RALEIGH, N.C. (WTVD) -- There's a new turn in the more than decade-long saga involving state government workers and their health care premiums.
This week, State Treasurer Dale Folwell filed a writ of prohibition to overturn a 2022 N.C. Supreme Court ruling that sided with the retirees in their ongoing litigation seeking premium-free retirement benefits.
The saga dates back to 2011 when the General Assembly voted to allow the state's health care provider to start charging premiums. Retirees sued in 2012, and it became a class action lawsuit in 2016. The case made its way through the courts before the N.C. Court of Appeals unanimously ruled against them in 2019.
In 2022, however, the N.C. Supreme Court overturned that appellate court ruling, meaning the lawsuit could move forward once again.

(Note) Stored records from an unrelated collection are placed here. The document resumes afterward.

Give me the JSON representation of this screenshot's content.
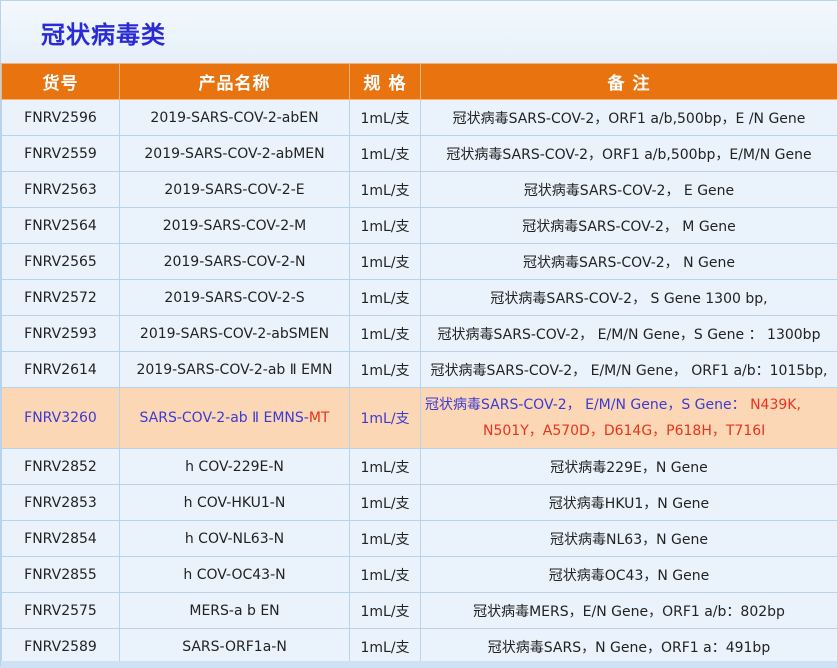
{
  "title": "冠状病毒类",
  "headers": [
    "货号",
    "产品名称",
    "规 格",
    "备 注"
  ],
  "rows": [
    {
      "id": "FNRV2596",
      "name": "2019-SARS-COV-2-abEN",
      "spec": "1mL/支",
      "note": "冠状病毒SARS-COV-2，ORF1 a/b,500bp，E /N Gene"
    },
    {
      "id": "FNRV2559",
      "name": "2019-SARS-COV-2-abMEN",
      "spec": "1mL/支",
      "note": "冠状病毒SARS-COV-2，ORF1 a/b,500bp，E/M/N Gene"
    },
    {
      "id": "FNRV2563",
      "name": "2019-SARS-COV-2-E",
      "spec": "1mL/支",
      "note": "冠状病毒SARS-COV-2， E Gene"
    },
    {
      "id": "FNRV2564",
      "name": "2019-SARS-COV-2-M",
      "spec": "1mL/支",
      "note": "冠状病毒SARS-COV-2， M Gene"
    },
    {
      "id": "FNRV2565",
      "name": "2019-SARS-COV-2-N",
      "spec": "1mL/支",
      "note": "冠状病毒SARS-COV-2， N Gene"
    },
    {
      "id": "FNRV2572",
      "name": "2019-SARS-COV-2-S",
      "spec": "1mL/支",
      "note": "冠状病毒SARS-COV-2， S Gene 1300 bp,"
    },
    {
      "id": "FNRV2593",
      "name": "2019-SARS-COV-2-abSMEN",
      "spec": "1mL/支",
      "note": "冠状病毒SARS-COV-2， E/M/N Gene，S Gene ： 1300bp"
    },
    {
      "id": "FNRV2614",
      "name": "2019-SARS-COV-2-ab Ⅱ EMN",
      "spec": "1mL/支",
      "note": "冠状病毒SARS-COV-2， E/M/N Gene， ORF1 a/b：1015bp,"
    }
  ],
  "highlight_row": {
    "id": "FNRV3260",
    "name_main": "SARS-COV-2-ab Ⅱ EMNS-",
    "name_red": "MT",
    "spec": "1mL/支",
    "note_main": "冠状病毒SARS-COV-2， E/M/N Gene，S Gene：",
    "note_red1": "N439K,",
    "note_red2": "N501Y，A570D，D614G，P618H，T716I"
  },
  "rows2": [
    {
      "id": "FNRV2852",
      "name": "h COV-229E-N",
      "spec": "1mL/支",
      "note": "冠状病毒229E，N Gene"
    },
    {
      "id": "FNRV2853",
      "name": "h COV-HKU1-N",
      "spec": "1mL/支",
      "note": "冠状病毒HKU1，N Gene"
    },
    {
      "id": "FNRV2854",
      "name": "h COV-NL63-N",
      "spec": "1mL/支",
      "note": "冠状病毒NL63，N Gene"
    },
    {
      "id": "FNRV2855",
      "name": "h COV-OC43-N",
      "spec": "1mL/支",
      "note": "冠状病毒OC43，N Gene"
    },
    {
      "id": "FNRV2575",
      "name": "MERS-a b EN",
      "spec": "1mL/支",
      "note": "冠状病毒MERS，E/N Gene，ORF1 a/b：802bp"
    },
    {
      "id": "FNRV2589",
      "name": "SARS-ORF1a-N",
      "spec": "1mL/支",
      "note": "冠状病毒SARS，N Gene，ORF1 a：491bp"
    }
  ],
  "colors": {
    "header_bg": "#e8730f",
    "title": "#2b2bd6",
    "highlight_bg": "#fcd7b5",
    "highlight_text": "#3b3bd3",
    "red": "#e8331c"
  }
}
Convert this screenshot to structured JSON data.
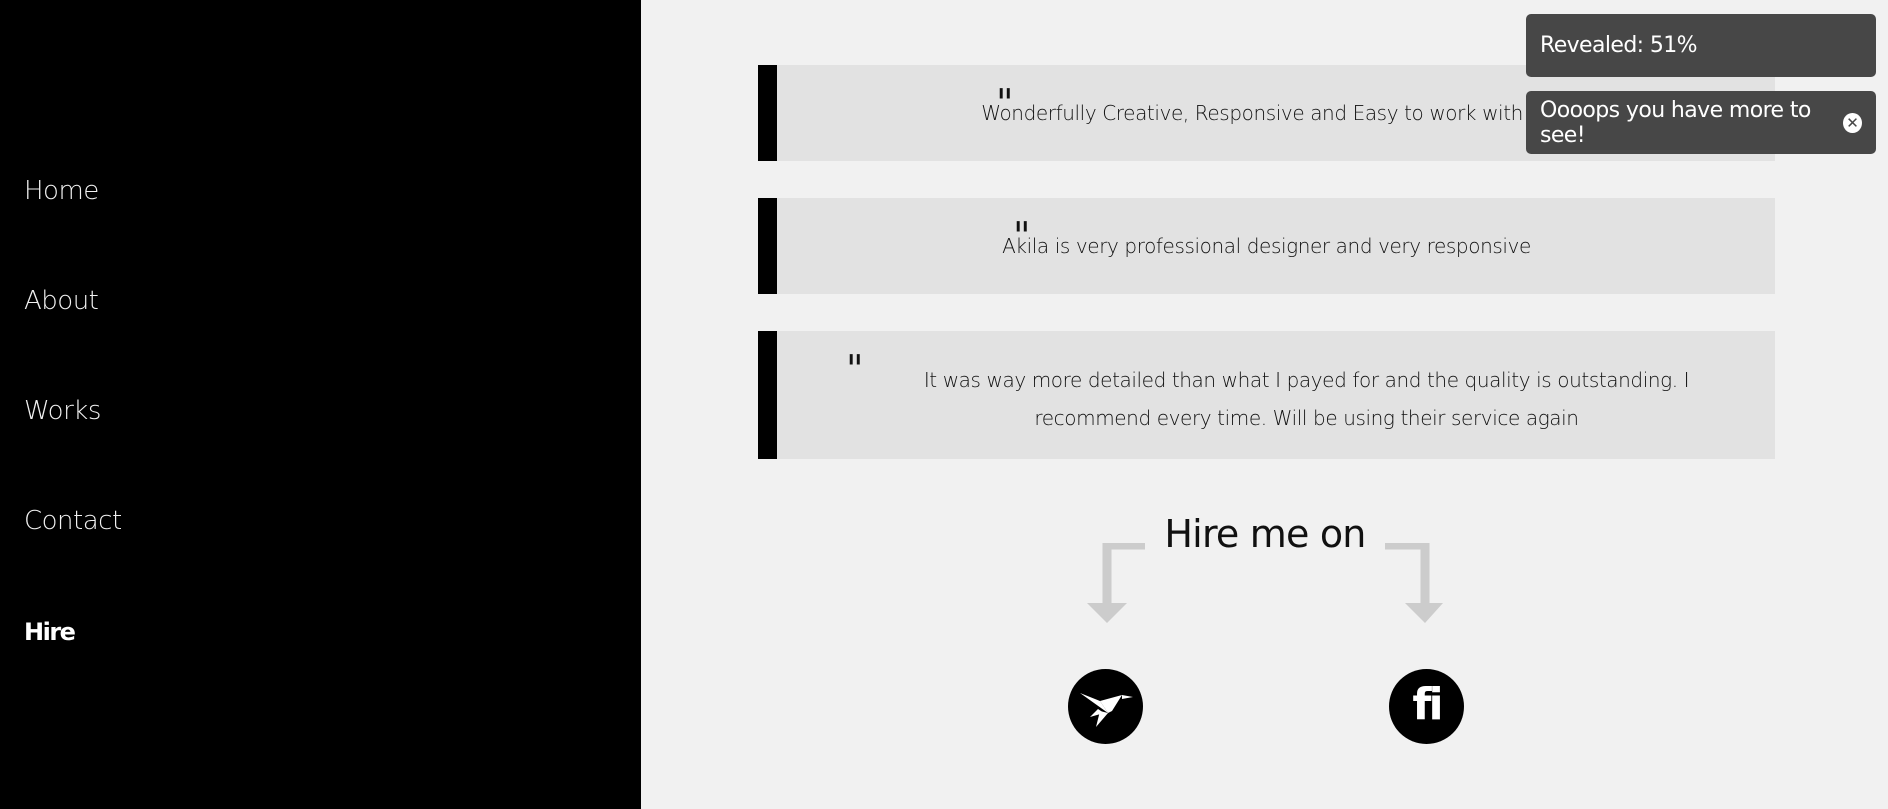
{
  "nav": {
    "items": [
      {
        "label": "Home"
      },
      {
        "label": "About"
      },
      {
        "label": "Works"
      },
      {
        "label": "Contact"
      },
      {
        "label": "Hire"
      }
    ]
  },
  "testimonials": [
    {
      "quote_mark": "\"",
      "text": "Wonderfully Creative, Responsive and Easy to work with !!!"
    },
    {
      "quote_mark": "\"",
      "text": "Akila is very professional designer and very responsive"
    },
    {
      "quote_mark": "\"",
      "text": "It was way more detailed than what I payed for and the quality is outstanding. I recommend every time. Will be using their service again"
    }
  ],
  "hire": {
    "title": "Hire me on",
    "freelancer_icon": "hummingbird-icon",
    "fiverr_label": "fi"
  },
  "toasts": {
    "revealed": "Revealed: 51%",
    "more": "Oooops you have more to see!",
    "close_icon": "close-circle-icon"
  },
  "colors": {
    "sidebar": "#000000",
    "content_bg": "#f1f1f1",
    "card_bg": "#e2e2e2",
    "toast_bg": "#474747",
    "arrow": "#cccccc"
  }
}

Folwell is now trying to have that 2022 decision thrown away, saying it would cost North Carolina taxpayers billions of dollars.
"We're keepers of the public purse. And in this particular case, we're trying to be the protectors of the public purse," he said.
Tim O'Connell, who runs the association for retired state workers, says it's about the government going back on its promise.
"I would say this is really about loyal retirees of North Carolina, that did the work with an agreement that when they signed on and were vested, this was the agreement that they came to work for the state of North Carolina under," O'Connell said.
Folwell says the retired workers are still covered under a zero-cost Medicare plan, but maintaining the original plan would hamstring the state financially in the big picture.
"We're trying to do the most good for the most number of people as it related to keeping this plan around, not just for this generation of public service workers, but the next generation of public service workers," Folwell said.
The writ, filed in a now-Republican-controlled Supreme Court, is another attempt to overrule the decisions of the previous, Democratic-controlled court. This current court has shown a willingness to overturn recent decisions, including cases involving voter I.D. laws and redistricting.
There's no timeline on when the N.C. Supreme Court may respond to the writ filed this week.